Keeping order with consensus – open meetings not overun – disruptive elements quelled
Who we will exclude – the implications of creating exclusivity around membership in TTB
Questions I need to answer
- In order to hold General Meetings with potentially thousands of members does it comply with the articles to use a T.V. link up screen, so that this way effectively a quorate can be considered to be present together in one room?
- Or could consensus decisions effectively be made by a circle of representatives that didn’t make a quorate with regards to actual numbers of people, but could be considered to do so by way of representation?
- Or could a solution simply be for decisions by a large membership to be fed through to, and then be decided upon by a group of representatives prior to a General Meeting, at which a quorate then simply ratifies those decisions.
General Questions in need of answering
- What is the fundamental aim and nature of TTB and what do we want it to achieve?
- Which Membership structure will most closely help us to do this?
If we want a wide membership;
- Should there be a membership criteria? If so, what? Geographical? Active?
- Should membership create exclusive decision making rights at general meetings? Or should all those willing to turn up be afforded the same rights? What are the benefits to creating or not creating that hierarchy?
- Thus, should there be a Friends of TTB Scheme through which people can donate? Or should membership simply be an honourary position and be instead of the friends scheme?
- What are the merits of open organisations that have open decision making meetings and use consensus? Can they be succesful?
- Therefore, what form of organisation is most appropriate for TTB?
- Would the kind of idea of a Friends scheme, Official Membership with a big M and other non-official members with a small m scheme, be a sufficient way of solving the problem, or would it create an opaque hierarchy of non-participants, active participants, and active participants but without decision making power? Would this matter?
- Is it reasonable to expect people to be liable for a pound and have their name listed at companies house in order to be a strategic decison making ‘member’ of TTB? Who will this exclude? what kind of organisation will it create? Is it appropriate to us? Should we exclude anyone?
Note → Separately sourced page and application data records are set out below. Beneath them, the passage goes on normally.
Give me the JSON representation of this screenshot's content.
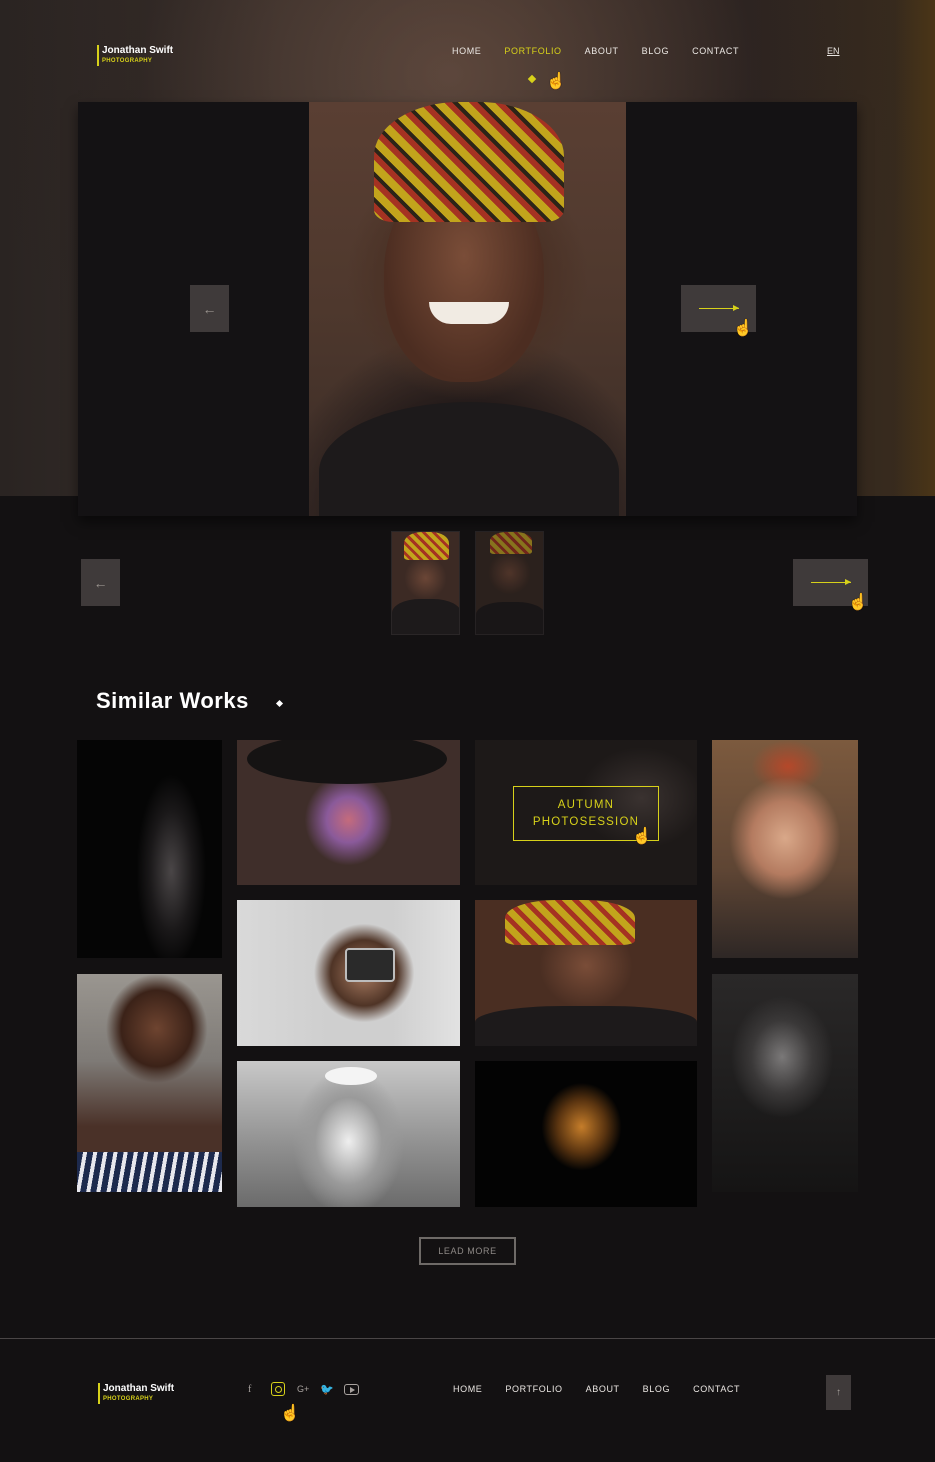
{
  "brand": {
    "name": "Jonathan Swift",
    "tagline": "PHOTOGRAPHY",
    "accent": "#d7d11a"
  },
  "nav": {
    "items": [
      "HOME",
      "PORTFOLIO",
      "ABOUT",
      "BLOG",
      "CONTACT"
    ],
    "active": "PORTFOLIO",
    "language": "EN"
  },
  "slider": {
    "prev_icon": "arrow-left-icon",
    "next_icon": "arrow-right-icon"
  },
  "thumbnails": {
    "prev_icon": "arrow-left-icon",
    "next_icon": "arrow-right-icon",
    "count": 2
  },
  "similar_works": {
    "title": "Similar Works",
    "overlay_line1": "AUTUMN",
    "overlay_line2": "PHOTOSESSION",
    "load_more": "LEAD MORE"
  },
  "footer": {
    "brand_name": "Jonathan Swift",
    "brand_tagline": "PHOTOGRAPHY",
    "social_icons": [
      "facebook-icon",
      "instagram-icon",
      "google-plus-icon",
      "twitter-icon",
      "youtube-icon"
    ],
    "nav": [
      "HOME",
      "PORTFOLIO",
      "ABOUT",
      "BLOG",
      "CONTACT"
    ],
    "back_to_top_icon": "arrow-up-icon"
  },
  "glyphs": {
    "left": "←",
    "up": "↑",
    "facebook": "f",
    "gplus": "G+",
    "twitter": "🐦",
    "pointer": "☝"
  }
}
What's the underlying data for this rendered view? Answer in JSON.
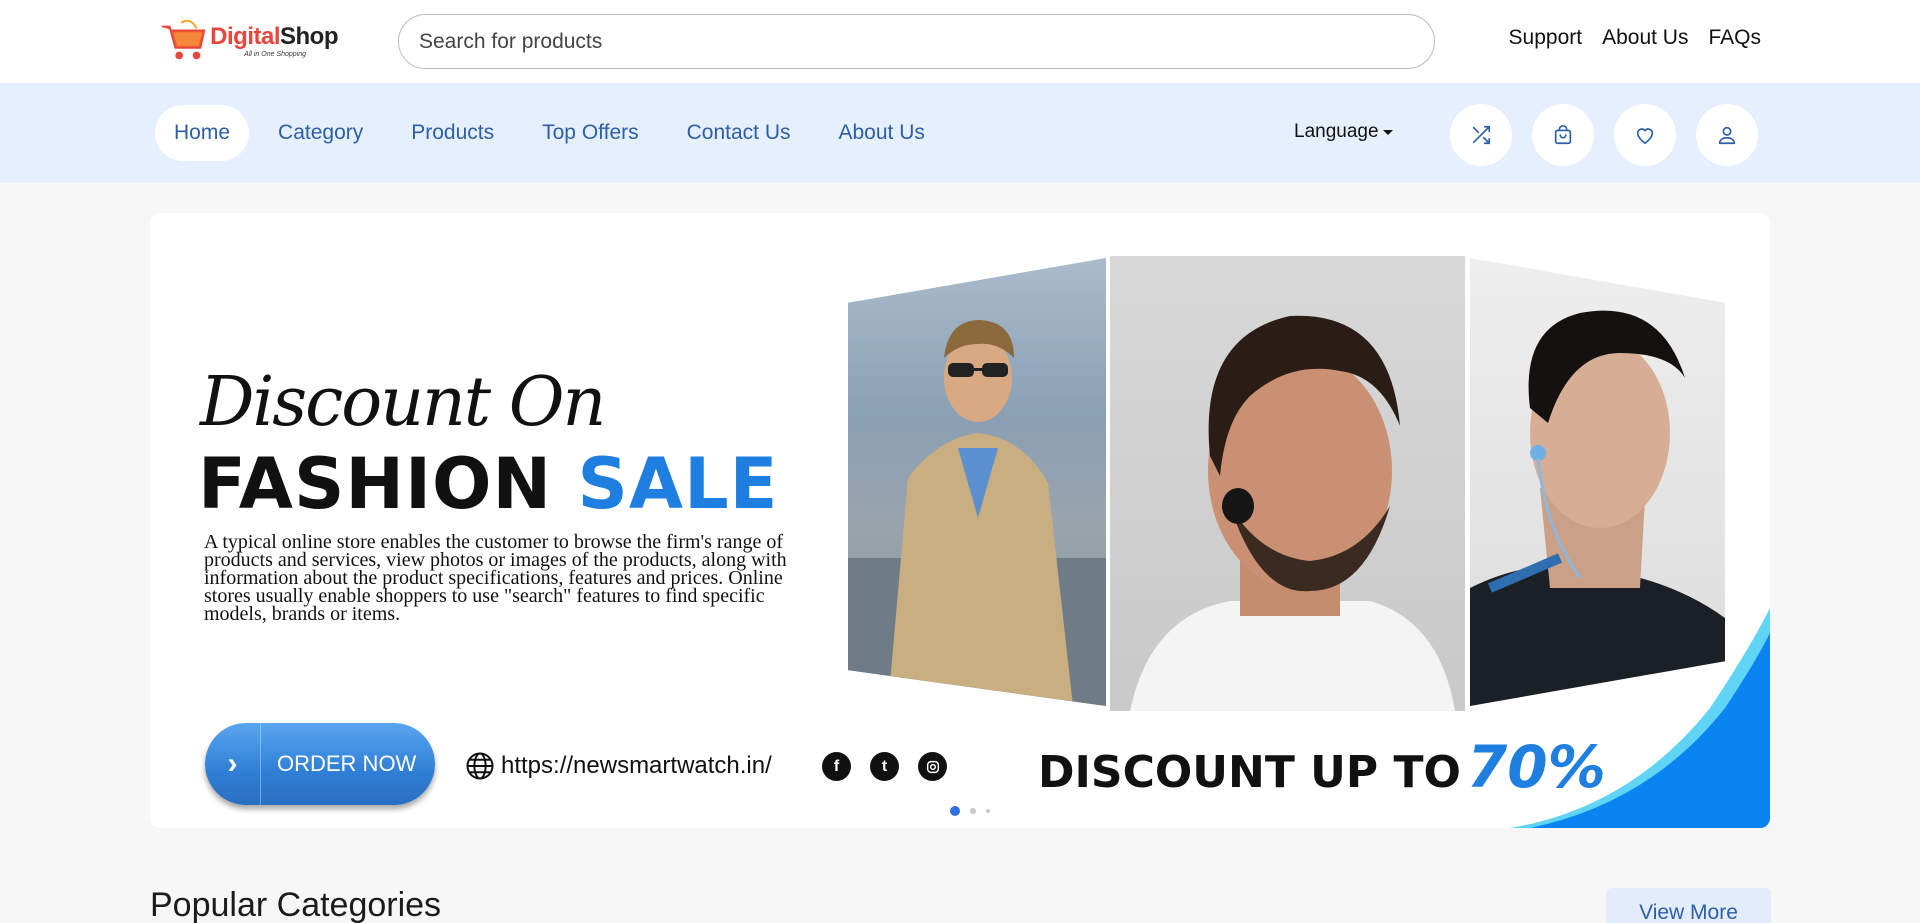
{
  "header": {
    "logo": {
      "brand_part1": "Digital",
      "brand_part2": "Shop",
      "tagline": "All in One Shopping"
    },
    "search": {
      "placeholder": "Search for products",
      "value": ""
    },
    "links": [
      "Support",
      "About Us",
      "FAQs"
    ]
  },
  "nav": {
    "items": [
      {
        "label": "Home",
        "active": true
      },
      {
        "label": "Category",
        "active": false
      },
      {
        "label": "Products",
        "active": false
      },
      {
        "label": "Top Offers",
        "active": false
      },
      {
        "label": "Contact Us",
        "active": false
      },
      {
        "label": "About Us",
        "active": false
      }
    ],
    "language_label": "Language",
    "icons": [
      "shuffle-icon",
      "shopping-bag-icon",
      "heart-icon",
      "user-icon"
    ]
  },
  "banner": {
    "script_text": "Discount On",
    "headline_part1": "FASHION",
    "headline_part2": "SALE",
    "description": "A typical online store enables the customer to browse the firm's range of products and services, view photos or images of the products, along with information about the product specifications, features and prices. Online stores usually enable shoppers to use \"search\" features to find specific models, brands or items.",
    "order_button": "ORDER NOW",
    "url": "https://newsmartwatch.in/",
    "social_icons": [
      "facebook-icon",
      "twitter-icon",
      "instagram-icon"
    ],
    "discount_text": "DISCOUNT UP TO",
    "discount_value": "70%",
    "colors": {
      "accent": "#1e7fe0",
      "curve": "#0a84f0"
    },
    "slides": 3,
    "active_slide": 1
  },
  "popular": {
    "title": "Popular Categories",
    "view_more": "View More"
  }
}
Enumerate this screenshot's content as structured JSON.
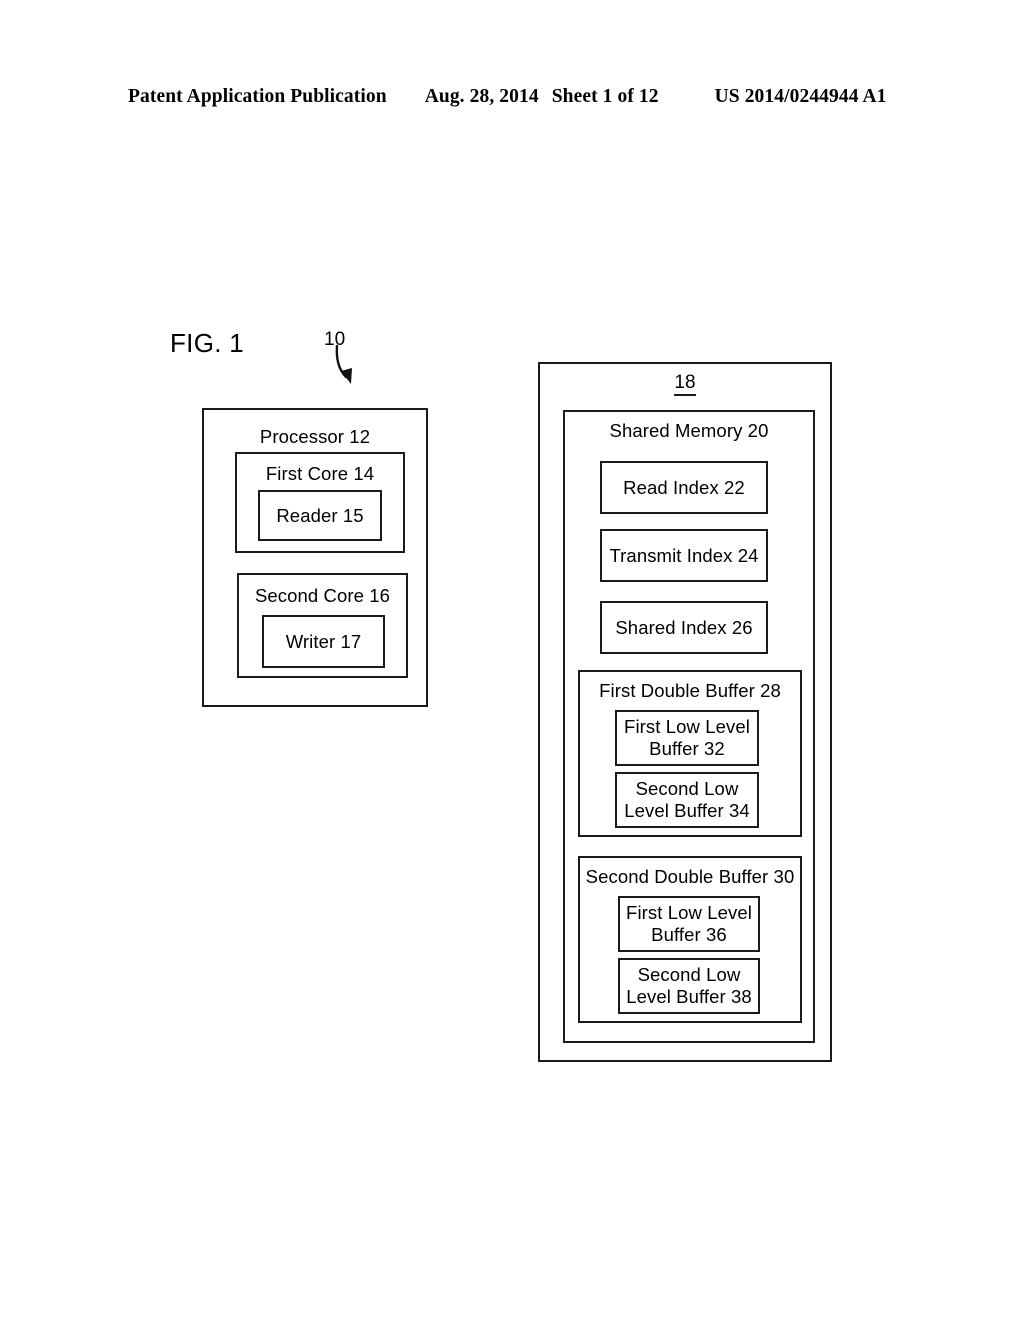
{
  "header": {
    "publication": "Patent Application Publication",
    "date": "Aug. 28, 2014",
    "sheet": "Sheet 1 of 12",
    "patent_number": "US 2014/0244944 A1"
  },
  "figure": {
    "label": "FIG. 1",
    "system_reference": "10"
  },
  "processor": {
    "title": "Processor 12",
    "first_core": {
      "title": "First Core 14",
      "reader": "Reader 15"
    },
    "second_core": {
      "title": "Second Core 16",
      "writer": "Writer 17"
    }
  },
  "system": {
    "reference": "18",
    "shared_memory": {
      "title": "Shared Memory 20",
      "indexes": [
        "Read Index 22",
        "Transmit Index 24",
        "Shared Index 26"
      ],
      "first_double_buffer": {
        "title": "First Double Buffer 28",
        "first_low_level_buffer": "First Low Level\nBuffer 32",
        "second_low_level_buffer": "Second Low\nLevel Buffer 34"
      },
      "second_double_buffer": {
        "title": "Second Double Buffer 30",
        "first_low_level_buffer": "First Low Level\nBuffer 36",
        "second_low_level_buffer": "Second Low\nLevel Buffer 38"
      }
    }
  }
}
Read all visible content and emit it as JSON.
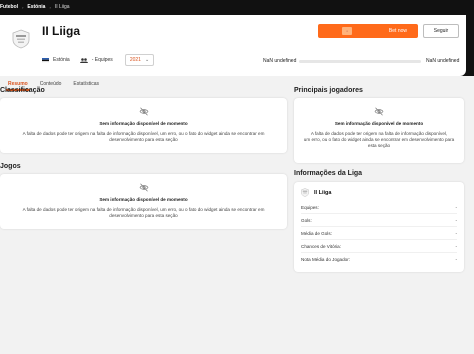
{
  "breadcrumb": [
    {
      "label": "Futebol"
    },
    {
      "label": "Estónia"
    },
    {
      "label": "II Liiga"
    }
  ],
  "league": {
    "title": "II Liiga",
    "country": "Estónia",
    "teams_label": "- Equipes",
    "season": "2021"
  },
  "actions": {
    "bet_label": "Bet now",
    "follow_label": "Seguir"
  },
  "odds": {
    "left": "NaN undefined",
    "right": "NaN undefined"
  },
  "tabs": [
    {
      "label": "Resumo",
      "active": true
    },
    {
      "label": "Conteúdo",
      "active": false
    },
    {
      "label": "Estatísticas",
      "active": false
    }
  ],
  "sections": {
    "classificacao": "Classificação",
    "jogos": "Jogos",
    "jogadores": "Principais jogadores",
    "info": "Informações da Liga"
  },
  "empty_state": {
    "title": "Sem informação disponível de momento",
    "text_wide_1": "A falta de dados pode ter origem na falta de informação disponível, um erro, ou o fato do widget ainda se encontrar em",
    "text_wide_2": "desenvolvimento para esta seção",
    "text_narrow_1": "A falta de dados pode ter origem na falta de informação disponível,",
    "text_narrow_2": "um erro, ou o fato do widget ainda se encontrar em desenvolvimento para",
    "text_narrow_3": "esta seção"
  },
  "league_info": {
    "name": "II Liiga",
    "rows": [
      {
        "label": "Equipes:",
        "value": "-"
      },
      {
        "label": "Gols:",
        "value": "-"
      },
      {
        "label": "Média de Gols:",
        "value": "-"
      },
      {
        "label": "Chances de Vitória:",
        "value": "-"
      },
      {
        "label": "Nota Média do Jogador:",
        "value": "-"
      }
    ]
  },
  "colors": {
    "accent": "#ff6a1a",
    "topbar": "#111111",
    "background": "#f2f2f2"
  },
  "icons": {
    "no_data": "eye-slash-icon",
    "logo": "league-logo",
    "flag": "flag-icon",
    "team": "teams-icon"
  }
}
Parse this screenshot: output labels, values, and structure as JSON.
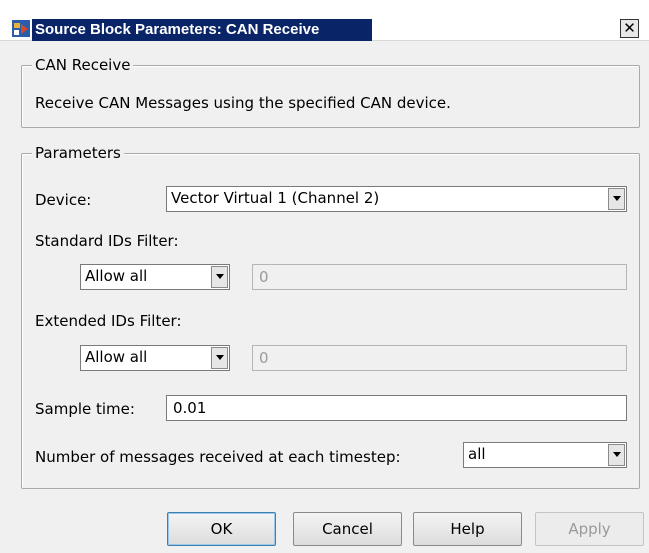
{
  "window": {
    "title": "Source Block Parameters: CAN Receive",
    "close_label": "x"
  },
  "description_group": {
    "legend": "CAN Receive",
    "text": "Receive CAN Messages using the specified CAN device."
  },
  "parameters_group": {
    "legend": "Parameters",
    "device": {
      "label": "Device:",
      "value": "Vector Virtual 1 (Channel 2)"
    },
    "standard_ids": {
      "label": "Standard IDs Filter:",
      "select_value": "Allow all",
      "ids_value": "0"
    },
    "extended_ids": {
      "label": "Extended IDs Filter:",
      "select_value": "Allow all",
      "ids_value": "0"
    },
    "sample_time": {
      "label": "Sample time:",
      "value": "0.01"
    },
    "messages": {
      "label": "Number of messages received at each timestep:",
      "value": "all"
    }
  },
  "buttons": {
    "ok": "OK",
    "cancel": "Cancel",
    "help": "Help",
    "apply": "Apply"
  }
}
- What would be a sensible first step that we could get consensus on at the next meeting, and that wouldn’t exclude a transition towards other options?
- Who decides who can become a member at the moment? The WGF/Directors meeting as it stands?